Description of the task: Keep only the lines of the data below that contain "couche", and copy them.

━━━

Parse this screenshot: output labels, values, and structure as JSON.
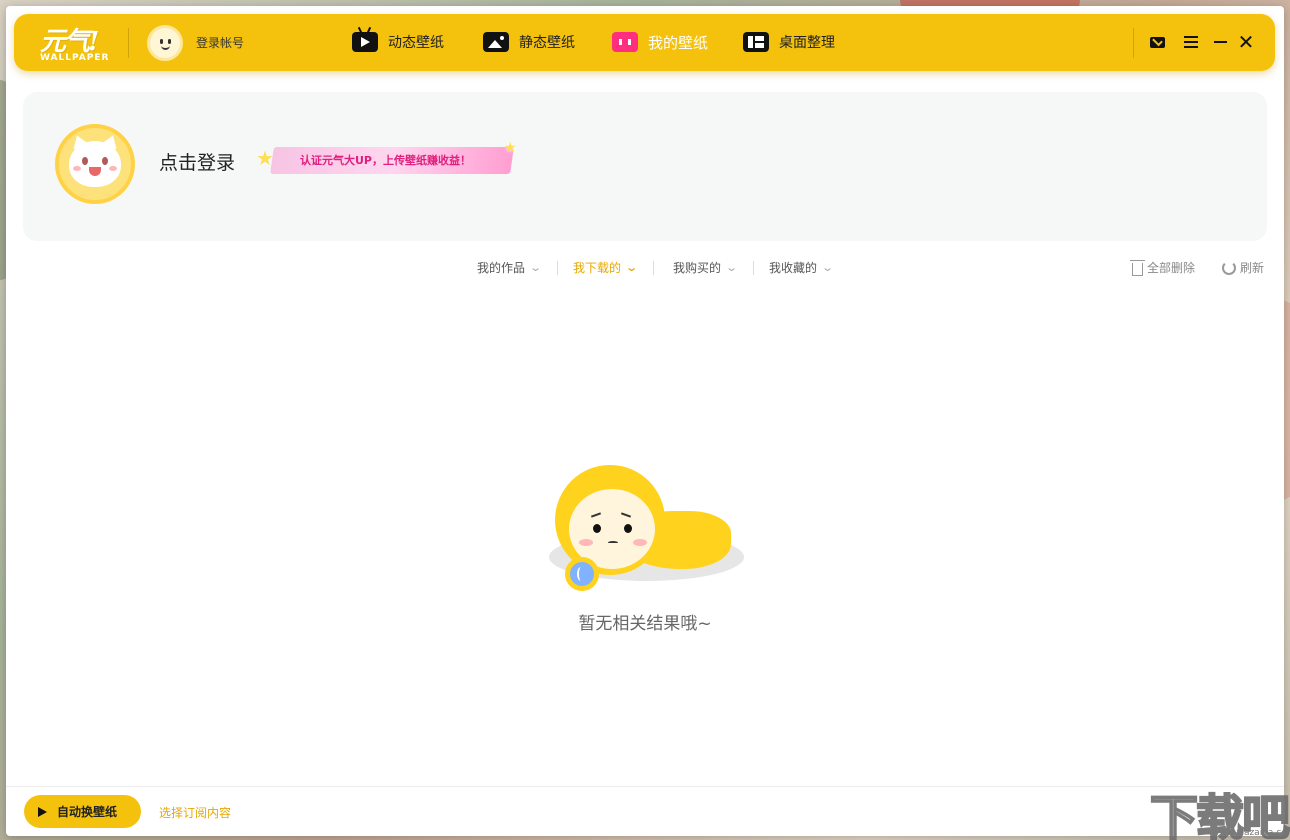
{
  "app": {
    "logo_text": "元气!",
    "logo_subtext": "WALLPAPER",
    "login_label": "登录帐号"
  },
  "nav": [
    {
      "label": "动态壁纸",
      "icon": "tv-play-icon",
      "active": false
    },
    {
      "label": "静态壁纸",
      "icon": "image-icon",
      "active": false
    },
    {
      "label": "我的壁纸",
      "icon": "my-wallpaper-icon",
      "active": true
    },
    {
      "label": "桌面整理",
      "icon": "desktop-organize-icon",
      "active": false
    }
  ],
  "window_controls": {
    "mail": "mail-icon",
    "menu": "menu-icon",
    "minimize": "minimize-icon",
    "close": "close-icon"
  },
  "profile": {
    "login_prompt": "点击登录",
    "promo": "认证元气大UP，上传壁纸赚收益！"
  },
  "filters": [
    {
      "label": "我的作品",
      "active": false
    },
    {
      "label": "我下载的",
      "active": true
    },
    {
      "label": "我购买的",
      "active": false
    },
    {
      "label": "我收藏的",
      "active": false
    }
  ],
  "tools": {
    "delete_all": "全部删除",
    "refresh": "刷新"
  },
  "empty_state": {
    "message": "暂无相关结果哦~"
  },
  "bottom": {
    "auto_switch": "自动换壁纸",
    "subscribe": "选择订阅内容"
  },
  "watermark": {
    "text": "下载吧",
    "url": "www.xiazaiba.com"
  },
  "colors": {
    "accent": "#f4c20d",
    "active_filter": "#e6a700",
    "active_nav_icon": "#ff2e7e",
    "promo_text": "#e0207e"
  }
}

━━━

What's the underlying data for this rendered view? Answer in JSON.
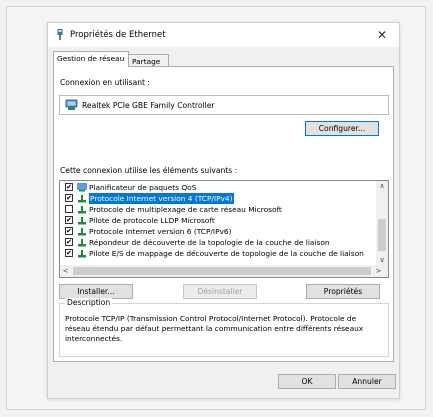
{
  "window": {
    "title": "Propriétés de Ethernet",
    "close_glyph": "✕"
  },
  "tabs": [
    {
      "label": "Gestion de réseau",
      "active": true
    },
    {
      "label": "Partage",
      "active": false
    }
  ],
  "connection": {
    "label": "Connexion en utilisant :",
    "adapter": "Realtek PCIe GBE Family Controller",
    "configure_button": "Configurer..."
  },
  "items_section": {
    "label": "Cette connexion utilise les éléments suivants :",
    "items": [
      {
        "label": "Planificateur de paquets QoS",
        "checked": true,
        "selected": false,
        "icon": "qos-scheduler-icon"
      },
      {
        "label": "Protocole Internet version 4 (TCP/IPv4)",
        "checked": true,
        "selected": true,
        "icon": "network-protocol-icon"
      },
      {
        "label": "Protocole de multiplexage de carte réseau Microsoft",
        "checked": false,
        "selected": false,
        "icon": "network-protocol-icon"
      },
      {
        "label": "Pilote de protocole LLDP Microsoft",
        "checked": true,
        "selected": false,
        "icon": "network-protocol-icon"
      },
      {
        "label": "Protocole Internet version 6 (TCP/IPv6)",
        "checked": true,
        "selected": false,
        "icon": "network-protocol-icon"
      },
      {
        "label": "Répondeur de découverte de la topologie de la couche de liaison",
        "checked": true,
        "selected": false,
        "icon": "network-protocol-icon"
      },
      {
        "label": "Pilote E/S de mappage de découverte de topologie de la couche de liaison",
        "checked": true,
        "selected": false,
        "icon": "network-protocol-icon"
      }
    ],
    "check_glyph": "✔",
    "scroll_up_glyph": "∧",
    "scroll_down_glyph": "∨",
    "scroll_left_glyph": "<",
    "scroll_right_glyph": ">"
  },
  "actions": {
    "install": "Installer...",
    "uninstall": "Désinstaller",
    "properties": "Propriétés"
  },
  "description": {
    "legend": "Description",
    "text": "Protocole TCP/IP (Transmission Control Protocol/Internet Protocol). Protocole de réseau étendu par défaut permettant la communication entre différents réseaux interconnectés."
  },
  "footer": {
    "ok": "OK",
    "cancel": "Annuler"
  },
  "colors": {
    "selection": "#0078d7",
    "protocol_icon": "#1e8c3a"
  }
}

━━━

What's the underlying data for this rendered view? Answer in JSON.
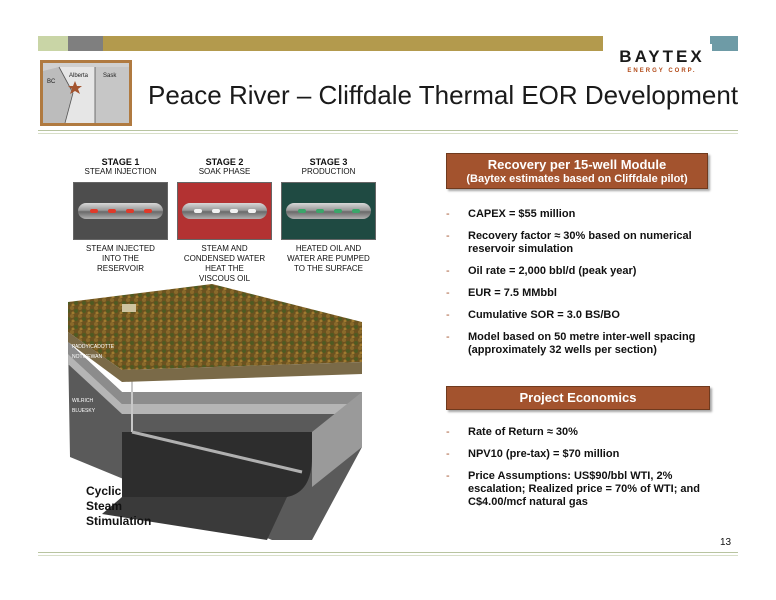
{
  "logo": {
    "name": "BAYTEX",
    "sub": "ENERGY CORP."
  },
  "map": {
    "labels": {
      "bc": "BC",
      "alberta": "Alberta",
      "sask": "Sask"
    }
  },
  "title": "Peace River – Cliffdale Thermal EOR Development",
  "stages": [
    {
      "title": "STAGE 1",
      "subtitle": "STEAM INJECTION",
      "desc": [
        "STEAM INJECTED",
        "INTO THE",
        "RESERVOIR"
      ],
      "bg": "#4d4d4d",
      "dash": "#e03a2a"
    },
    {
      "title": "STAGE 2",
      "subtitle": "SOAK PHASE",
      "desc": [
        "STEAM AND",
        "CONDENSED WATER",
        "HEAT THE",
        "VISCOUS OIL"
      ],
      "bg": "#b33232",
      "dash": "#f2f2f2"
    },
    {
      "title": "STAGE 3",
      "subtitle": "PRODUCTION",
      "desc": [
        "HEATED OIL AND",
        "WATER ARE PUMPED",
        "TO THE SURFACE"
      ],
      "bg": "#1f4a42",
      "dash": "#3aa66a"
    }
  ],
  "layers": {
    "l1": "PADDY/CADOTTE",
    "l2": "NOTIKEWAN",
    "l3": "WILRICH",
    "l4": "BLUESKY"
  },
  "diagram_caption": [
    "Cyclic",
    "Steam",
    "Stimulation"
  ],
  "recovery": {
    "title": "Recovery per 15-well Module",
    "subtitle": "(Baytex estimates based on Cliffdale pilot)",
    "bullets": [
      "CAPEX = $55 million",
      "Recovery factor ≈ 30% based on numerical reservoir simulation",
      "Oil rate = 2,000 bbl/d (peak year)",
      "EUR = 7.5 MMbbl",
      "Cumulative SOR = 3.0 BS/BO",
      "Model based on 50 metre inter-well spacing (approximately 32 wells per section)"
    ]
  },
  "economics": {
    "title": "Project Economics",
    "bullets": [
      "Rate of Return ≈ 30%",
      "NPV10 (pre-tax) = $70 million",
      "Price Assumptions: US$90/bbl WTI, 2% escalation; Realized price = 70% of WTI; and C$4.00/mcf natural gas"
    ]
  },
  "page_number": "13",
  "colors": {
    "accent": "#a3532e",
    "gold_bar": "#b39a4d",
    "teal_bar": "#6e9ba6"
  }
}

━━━

Your solution:
        "label": "Répondeur de découverte de la topologie de la couche de liaison",
        "label": "Pilote E/S de mappage de découverte de topologie de la couche de liaison",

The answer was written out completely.